====== Data for analysis
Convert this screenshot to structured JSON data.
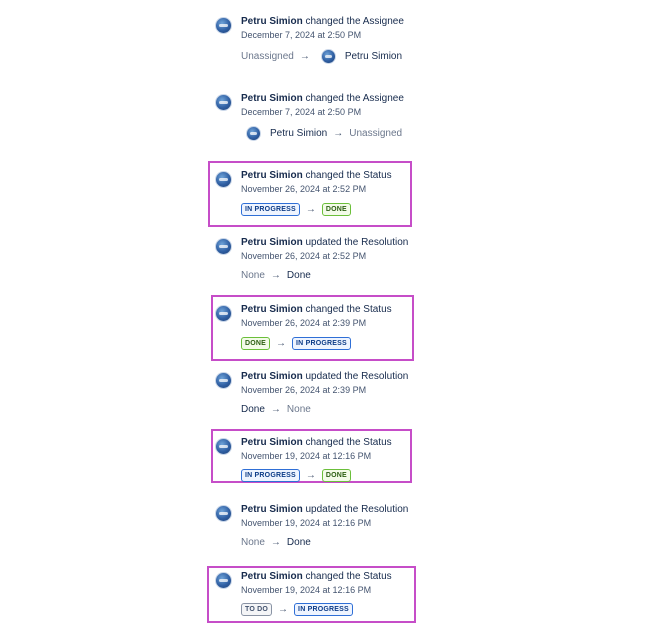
{
  "entries": [
    {
      "actor": "Petru Simion",
      "action": " changed the ",
      "field": "Assignee",
      "timestamp": "December 7, 2024 at 2:50 PM",
      "from": "Unassigned",
      "to": "Petru Simion"
    },
    {
      "actor": "Petru Simion",
      "action": " changed the ",
      "field": "Assignee",
      "timestamp": "December 7, 2024 at 2:50 PM",
      "from": "Petru Simion",
      "to": "Unassigned"
    },
    {
      "actor": "Petru Simion",
      "action": " changed the ",
      "field": "Status",
      "timestamp": "November 26, 2024 at 2:52 PM",
      "from": "IN PROGRESS",
      "to": "DONE"
    },
    {
      "actor": "Petru Simion",
      "action": " updated the ",
      "field": "Resolution",
      "timestamp": "November 26, 2024 at 2:52 PM",
      "from": "None",
      "to": "Done"
    },
    {
      "actor": "Petru Simion",
      "action": " changed the ",
      "field": "Status",
      "timestamp": "November 26, 2024 at 2:39 PM",
      "from": "DONE",
      "to": "IN PROGRESS"
    },
    {
      "actor": "Petru Simion",
      "action": " updated the ",
      "field": "Resolution",
      "timestamp": "November 26, 2024 at 2:39 PM",
      "from": "Done",
      "to": "None"
    },
    {
      "actor": "Petru Simion",
      "action": " changed the ",
      "field": "Status",
      "timestamp": "November 19, 2024 at 12:16 PM",
      "from": "IN PROGRESS",
      "to": "DONE"
    },
    {
      "actor": "Petru Simion",
      "action": " updated the ",
      "field": "Resolution",
      "timestamp": "November 19, 2024 at 12:16 PM",
      "from": "None",
      "to": "Done"
    },
    {
      "actor": "Petru Simion",
      "action": " changed the ",
      "field": "Status",
      "timestamp": "November 19, 2024 at 12:16 PM",
      "from": "TO DO",
      "to": "IN PROGRESS"
    }
  ],
  "arrow_glyph": "→",
  "colors": {
    "highlight_border": "#c64dc8",
    "lozenge_in_progress": "#2f6fd6",
    "lozenge_done": "#6bbf3a",
    "lozenge_to_do": "#8993a4"
  }
}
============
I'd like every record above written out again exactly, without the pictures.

Convert this screenshot to structured JSON data.
{
  "entries": [
    {
      "actor": "Petru Simion",
      "action": " changed the ",
      "field": "Assignee",
      "timestamp": "December 7, 2024 at 2:50 PM",
      "from": "Unassigned",
      "to": "Petru Simion"
    },
    {
      "actor": "Petru Simion",
      "action": " changed the ",
      "field": "Assignee",
      "timestamp": "December 7, 2024 at 2:50 PM",
      "from": "Petru Simion",
      "to": "Unassigned"
    },
    {
      "actor": "Petru Simion",
      "action": " changed the ",
      "field": "Status",
      "timestamp": "November 26, 2024 at 2:52 PM",
      "from": "IN PROGRESS",
      "to": "DONE"
    },
    {
      "actor": "Petru Simion",
      "action": " updated the ",
      "field": "Resolution",
      "timestamp": "November 26, 2024 at 2:52 PM",
      "from": "None",
      "to": "Done"
    },
    {
      "actor": "Petru Simion",
      "action": " changed the ",
      "field": "Status",
      "timestamp": "November 26, 2024 at 2:39 PM",
      "from": "DONE",
      "to": "IN PROGRESS"
    },
    {
      "actor": "Petru Simion",
      "action": " updated the ",
      "field": "Resolution",
      "timestamp": "November 26, 2024 at 2:39 PM",
      "from": "Done",
      "to": "None"
    },
    {
      "actor": "Petru Simion",
      "action": " changed the ",
      "field": "Status",
      "timestamp": "November 19, 2024 at 12:16 PM",
      "from": "IN PROGRESS",
      "to": "DONE"
    },
    {
      "actor": "Petru Simion",
      "action": " updated the ",
      "field": "Resolution",
      "timestamp": "November 19, 2024 at 12:16 PM",
      "from": "None",
      "to": "Done"
    },
    {
      "actor": "Petru Simion",
      "action": " changed the ",
      "field": "Status",
      "timestamp": "November 19, 2024 at 12:16 PM",
      "from": "TO DO",
      "to": "IN PROGRESS"
    }
  ],
  "arrow_glyph": "→",
  "colors": {
    "highlight_border": "#c64dc8",
    "lozenge_in_progress": "#2f6fd6",
    "lozenge_done": "#6bbf3a",
    "lozenge_to_do": "#8993a4"
  }
}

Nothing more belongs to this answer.